In their guidelines on investigating domestic violence, issued in November 2004, the Association of Chief Police Officers advised all forces to identify and flag domestic violence incidents. In April this year, the CPS also begun a campaign to encourage police and prosecutors to identify and flag cases. Therefore, there is a likely increase in the number of prosecutions identified as domestic violence from 2004–05 to the first two quarters of 2005–06 has been due to the embedding of this activity. There are no centrally collected figures prior to 2004–05.
 
29 Nov 2005 : Column 438W
 

Mr. Burstow: To ask the Secretary of State for the Home Department pursuant to the nswer of 3 November 2005, Official Report, column 1252W, on domestic violence, when the (a) 2004 and (b) 2005 results on victimisation will be made available. [32186]

Hazel Blears: The British Crime Survey (BCS) measures victimisation against adults living in private households in England and Wales. Domestic violence is included as part of the survey's core measures of violent crime. The results from the 2004–05 BCS were published on 21 July 2005 in the Home Office Statistical Bulletin 11/05 'Crime in England and Wales 2004–05'. The 2005–06 figures will be published in July 2006.

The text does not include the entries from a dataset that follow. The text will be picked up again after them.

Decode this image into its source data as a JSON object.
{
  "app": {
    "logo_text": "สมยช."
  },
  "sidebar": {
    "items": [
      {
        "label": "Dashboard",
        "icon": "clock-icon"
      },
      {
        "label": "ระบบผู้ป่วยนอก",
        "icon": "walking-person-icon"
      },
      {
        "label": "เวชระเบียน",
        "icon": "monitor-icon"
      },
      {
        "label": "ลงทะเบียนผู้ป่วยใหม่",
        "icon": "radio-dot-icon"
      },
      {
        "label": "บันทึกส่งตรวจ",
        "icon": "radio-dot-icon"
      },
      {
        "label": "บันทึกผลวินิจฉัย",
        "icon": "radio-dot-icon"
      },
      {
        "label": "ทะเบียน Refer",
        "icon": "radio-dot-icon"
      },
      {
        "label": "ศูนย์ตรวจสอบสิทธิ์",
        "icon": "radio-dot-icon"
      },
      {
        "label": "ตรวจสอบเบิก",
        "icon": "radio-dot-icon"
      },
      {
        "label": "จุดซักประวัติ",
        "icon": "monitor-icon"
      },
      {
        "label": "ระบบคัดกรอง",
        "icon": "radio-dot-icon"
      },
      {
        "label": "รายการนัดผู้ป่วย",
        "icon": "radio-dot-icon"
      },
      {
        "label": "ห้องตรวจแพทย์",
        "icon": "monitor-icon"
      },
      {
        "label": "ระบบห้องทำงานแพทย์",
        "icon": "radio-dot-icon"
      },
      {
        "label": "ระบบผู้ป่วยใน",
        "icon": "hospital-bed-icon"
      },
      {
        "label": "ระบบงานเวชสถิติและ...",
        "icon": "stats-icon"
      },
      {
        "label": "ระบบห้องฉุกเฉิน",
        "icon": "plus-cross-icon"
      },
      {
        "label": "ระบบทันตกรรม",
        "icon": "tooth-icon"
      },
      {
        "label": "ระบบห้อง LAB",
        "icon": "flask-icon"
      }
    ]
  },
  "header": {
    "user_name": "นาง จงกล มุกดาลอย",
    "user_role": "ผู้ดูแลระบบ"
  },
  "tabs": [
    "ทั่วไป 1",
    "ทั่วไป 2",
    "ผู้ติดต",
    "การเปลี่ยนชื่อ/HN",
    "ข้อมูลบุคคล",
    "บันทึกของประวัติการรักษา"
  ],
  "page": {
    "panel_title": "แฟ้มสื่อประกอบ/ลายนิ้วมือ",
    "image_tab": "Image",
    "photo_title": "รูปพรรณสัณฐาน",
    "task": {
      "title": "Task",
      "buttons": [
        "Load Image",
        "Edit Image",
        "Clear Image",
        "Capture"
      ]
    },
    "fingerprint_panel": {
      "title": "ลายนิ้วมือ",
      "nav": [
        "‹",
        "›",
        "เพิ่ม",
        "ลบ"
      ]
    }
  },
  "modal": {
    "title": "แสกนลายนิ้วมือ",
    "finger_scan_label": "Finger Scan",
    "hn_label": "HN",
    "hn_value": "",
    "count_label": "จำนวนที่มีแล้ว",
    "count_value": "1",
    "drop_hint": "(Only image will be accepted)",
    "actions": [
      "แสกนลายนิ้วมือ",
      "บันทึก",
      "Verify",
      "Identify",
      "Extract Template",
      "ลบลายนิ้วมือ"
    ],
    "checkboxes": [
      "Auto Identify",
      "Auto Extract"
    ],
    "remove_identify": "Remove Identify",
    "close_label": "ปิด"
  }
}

The BCS also includes a self-completion module of questions on interpersonal violence; this covers domestic violence, sexual assault and stalking. This module was included in the 2004–05 survey, the results from which will be published in spring 2006. A module of questions on interpersonal violence has also been included in the 2005–06 BCS (currently in the field). The results from this module are intended for publication in 2007.

The results from the 2004 Offending, Crime and Justice Survey, which includes general data on victimisation of young people aged 10 to 25, were published on 24 November 2005, in the Home Office Statistical Bulletin 20/05 'Young people and crime: findings from the 2004 Offending, Crime and Justice Survey'. This report did not include domestic violence. The results from the 2005 survey will be published late 2006.


Next Section Index Home Page